(Records contained in a dataset)
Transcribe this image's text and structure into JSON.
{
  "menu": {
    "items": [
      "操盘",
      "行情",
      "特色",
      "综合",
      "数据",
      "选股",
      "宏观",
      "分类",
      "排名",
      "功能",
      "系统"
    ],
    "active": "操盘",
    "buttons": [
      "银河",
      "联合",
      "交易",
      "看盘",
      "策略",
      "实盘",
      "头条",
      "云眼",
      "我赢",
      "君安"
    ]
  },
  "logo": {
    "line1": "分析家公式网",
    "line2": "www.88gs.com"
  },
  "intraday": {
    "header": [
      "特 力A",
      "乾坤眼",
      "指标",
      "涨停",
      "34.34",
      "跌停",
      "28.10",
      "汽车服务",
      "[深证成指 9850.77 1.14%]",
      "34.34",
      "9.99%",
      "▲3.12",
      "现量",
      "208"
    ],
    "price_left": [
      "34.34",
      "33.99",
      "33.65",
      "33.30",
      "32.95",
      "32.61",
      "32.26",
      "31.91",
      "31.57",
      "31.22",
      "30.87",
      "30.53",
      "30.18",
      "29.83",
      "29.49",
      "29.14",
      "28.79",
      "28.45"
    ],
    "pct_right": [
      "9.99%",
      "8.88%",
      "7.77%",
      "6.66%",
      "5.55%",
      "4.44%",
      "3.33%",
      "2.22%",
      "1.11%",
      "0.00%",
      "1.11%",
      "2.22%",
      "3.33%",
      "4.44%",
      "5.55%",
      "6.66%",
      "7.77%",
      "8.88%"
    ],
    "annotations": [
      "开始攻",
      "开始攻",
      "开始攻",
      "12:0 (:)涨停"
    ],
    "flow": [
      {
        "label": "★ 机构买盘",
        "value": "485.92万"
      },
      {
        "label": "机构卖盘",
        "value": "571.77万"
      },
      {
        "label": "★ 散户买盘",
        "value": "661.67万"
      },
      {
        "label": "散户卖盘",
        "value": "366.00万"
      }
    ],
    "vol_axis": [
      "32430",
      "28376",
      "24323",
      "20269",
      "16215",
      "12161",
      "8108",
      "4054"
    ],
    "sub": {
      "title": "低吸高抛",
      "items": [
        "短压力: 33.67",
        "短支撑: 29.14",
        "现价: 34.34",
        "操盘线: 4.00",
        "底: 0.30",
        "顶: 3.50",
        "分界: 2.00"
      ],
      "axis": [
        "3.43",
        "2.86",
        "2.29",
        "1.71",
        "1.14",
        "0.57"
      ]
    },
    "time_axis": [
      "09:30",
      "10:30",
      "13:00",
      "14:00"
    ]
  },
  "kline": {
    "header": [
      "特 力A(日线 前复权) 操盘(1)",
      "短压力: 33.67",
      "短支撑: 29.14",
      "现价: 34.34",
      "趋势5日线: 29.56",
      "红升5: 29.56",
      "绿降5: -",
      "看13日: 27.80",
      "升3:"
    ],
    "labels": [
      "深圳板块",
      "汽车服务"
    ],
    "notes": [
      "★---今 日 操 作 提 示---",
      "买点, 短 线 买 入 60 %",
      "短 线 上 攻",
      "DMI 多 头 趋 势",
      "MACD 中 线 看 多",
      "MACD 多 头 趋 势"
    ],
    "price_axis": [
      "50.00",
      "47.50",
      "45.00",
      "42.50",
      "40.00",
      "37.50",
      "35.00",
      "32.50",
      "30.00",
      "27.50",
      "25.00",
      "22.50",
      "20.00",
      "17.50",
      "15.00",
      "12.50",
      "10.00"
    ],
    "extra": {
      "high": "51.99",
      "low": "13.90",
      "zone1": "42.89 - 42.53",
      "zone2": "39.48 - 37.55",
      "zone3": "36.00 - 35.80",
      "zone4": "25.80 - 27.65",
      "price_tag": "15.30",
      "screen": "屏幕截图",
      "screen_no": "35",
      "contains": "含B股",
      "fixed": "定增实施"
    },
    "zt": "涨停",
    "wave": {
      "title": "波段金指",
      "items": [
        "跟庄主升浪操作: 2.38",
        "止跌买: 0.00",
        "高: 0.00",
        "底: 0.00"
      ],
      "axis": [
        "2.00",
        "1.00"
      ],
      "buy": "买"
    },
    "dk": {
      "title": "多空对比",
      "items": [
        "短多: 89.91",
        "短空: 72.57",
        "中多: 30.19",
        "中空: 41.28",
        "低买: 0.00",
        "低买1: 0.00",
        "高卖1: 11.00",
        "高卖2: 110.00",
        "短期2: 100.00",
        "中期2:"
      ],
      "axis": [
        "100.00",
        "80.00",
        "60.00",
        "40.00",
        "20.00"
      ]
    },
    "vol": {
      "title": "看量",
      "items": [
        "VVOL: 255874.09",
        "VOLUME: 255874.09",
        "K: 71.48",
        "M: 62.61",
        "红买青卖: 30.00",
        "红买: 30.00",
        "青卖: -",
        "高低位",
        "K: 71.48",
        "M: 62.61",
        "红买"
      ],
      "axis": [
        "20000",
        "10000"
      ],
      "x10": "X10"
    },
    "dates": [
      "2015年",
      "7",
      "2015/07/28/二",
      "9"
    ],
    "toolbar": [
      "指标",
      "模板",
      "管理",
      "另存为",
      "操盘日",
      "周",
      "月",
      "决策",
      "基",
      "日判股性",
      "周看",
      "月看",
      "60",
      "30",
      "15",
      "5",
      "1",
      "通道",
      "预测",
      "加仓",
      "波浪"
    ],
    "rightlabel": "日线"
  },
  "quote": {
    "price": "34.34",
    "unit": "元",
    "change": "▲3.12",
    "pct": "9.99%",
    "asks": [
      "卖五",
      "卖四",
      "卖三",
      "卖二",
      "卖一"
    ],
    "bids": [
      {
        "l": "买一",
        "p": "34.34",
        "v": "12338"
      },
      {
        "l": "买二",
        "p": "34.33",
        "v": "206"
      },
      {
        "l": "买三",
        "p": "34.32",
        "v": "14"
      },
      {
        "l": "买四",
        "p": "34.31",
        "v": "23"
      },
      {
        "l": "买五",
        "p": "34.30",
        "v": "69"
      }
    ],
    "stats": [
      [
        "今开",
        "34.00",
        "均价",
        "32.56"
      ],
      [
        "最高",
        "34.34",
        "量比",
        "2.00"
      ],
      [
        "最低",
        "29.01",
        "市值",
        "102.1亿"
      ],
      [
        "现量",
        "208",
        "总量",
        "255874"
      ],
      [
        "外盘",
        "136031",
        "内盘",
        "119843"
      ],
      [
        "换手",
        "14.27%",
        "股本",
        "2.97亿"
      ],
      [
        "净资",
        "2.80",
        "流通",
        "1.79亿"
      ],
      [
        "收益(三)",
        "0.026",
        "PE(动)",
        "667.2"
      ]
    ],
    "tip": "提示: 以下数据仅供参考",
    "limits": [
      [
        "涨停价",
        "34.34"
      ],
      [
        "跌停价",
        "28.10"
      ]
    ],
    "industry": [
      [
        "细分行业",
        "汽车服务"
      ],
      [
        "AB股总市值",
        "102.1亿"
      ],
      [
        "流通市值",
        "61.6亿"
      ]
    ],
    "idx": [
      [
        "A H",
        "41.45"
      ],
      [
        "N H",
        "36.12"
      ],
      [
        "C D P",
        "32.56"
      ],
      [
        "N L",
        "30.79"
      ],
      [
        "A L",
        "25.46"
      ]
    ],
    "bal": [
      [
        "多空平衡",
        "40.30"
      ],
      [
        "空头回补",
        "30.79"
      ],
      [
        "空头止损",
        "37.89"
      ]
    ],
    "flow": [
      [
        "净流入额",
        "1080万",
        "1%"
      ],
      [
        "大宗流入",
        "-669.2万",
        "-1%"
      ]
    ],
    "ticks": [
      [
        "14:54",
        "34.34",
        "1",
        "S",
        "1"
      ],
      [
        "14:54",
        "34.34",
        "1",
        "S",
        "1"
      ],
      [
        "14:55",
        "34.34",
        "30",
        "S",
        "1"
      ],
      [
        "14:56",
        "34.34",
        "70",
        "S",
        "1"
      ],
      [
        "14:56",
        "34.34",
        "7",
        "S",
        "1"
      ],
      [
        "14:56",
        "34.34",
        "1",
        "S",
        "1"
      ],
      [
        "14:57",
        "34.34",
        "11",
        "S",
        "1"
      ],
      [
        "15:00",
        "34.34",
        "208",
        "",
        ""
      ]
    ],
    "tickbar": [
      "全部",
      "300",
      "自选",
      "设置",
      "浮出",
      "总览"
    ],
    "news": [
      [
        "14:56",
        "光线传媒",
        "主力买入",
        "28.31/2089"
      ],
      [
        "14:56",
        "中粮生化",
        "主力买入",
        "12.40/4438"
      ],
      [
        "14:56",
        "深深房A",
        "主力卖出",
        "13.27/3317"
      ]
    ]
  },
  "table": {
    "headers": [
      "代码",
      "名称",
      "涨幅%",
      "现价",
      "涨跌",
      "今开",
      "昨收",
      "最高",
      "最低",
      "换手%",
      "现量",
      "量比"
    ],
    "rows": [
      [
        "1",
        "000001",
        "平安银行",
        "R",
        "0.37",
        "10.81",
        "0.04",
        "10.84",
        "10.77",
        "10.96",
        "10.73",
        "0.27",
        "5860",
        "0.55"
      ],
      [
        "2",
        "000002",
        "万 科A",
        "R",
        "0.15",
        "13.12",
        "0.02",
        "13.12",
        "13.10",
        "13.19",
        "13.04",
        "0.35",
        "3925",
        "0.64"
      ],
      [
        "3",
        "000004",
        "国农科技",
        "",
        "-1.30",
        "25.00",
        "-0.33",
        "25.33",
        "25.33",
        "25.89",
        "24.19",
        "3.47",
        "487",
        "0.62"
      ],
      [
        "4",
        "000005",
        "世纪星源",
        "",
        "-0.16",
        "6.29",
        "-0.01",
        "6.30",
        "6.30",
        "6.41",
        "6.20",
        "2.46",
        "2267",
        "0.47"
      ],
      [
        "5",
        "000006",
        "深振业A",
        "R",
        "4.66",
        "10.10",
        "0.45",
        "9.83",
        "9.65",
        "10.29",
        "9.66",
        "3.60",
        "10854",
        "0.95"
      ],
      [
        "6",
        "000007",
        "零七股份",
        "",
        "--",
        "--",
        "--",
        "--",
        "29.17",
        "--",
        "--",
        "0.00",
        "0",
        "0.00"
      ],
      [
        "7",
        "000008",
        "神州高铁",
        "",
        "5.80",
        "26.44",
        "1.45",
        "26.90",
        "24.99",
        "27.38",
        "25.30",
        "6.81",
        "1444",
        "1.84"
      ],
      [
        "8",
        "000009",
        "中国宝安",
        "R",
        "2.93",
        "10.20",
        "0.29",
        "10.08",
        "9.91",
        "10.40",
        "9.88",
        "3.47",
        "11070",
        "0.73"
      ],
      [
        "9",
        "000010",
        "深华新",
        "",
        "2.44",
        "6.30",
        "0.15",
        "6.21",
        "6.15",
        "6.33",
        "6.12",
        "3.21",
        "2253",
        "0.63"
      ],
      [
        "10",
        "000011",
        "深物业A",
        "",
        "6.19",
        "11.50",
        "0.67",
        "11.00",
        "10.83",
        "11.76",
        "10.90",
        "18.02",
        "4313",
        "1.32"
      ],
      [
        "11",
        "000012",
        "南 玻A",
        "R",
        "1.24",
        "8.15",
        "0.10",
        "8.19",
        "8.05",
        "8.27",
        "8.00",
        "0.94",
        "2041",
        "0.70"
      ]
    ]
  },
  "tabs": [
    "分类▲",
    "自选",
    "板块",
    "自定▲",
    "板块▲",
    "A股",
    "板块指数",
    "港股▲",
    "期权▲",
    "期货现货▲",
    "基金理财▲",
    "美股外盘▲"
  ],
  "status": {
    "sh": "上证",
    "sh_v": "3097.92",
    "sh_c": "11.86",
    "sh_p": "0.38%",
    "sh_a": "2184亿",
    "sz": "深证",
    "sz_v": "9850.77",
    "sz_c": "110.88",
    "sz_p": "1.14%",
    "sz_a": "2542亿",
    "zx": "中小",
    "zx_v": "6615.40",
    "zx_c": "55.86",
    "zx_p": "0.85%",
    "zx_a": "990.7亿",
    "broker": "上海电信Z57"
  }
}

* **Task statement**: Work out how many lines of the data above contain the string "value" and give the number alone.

* **Completed task**: 4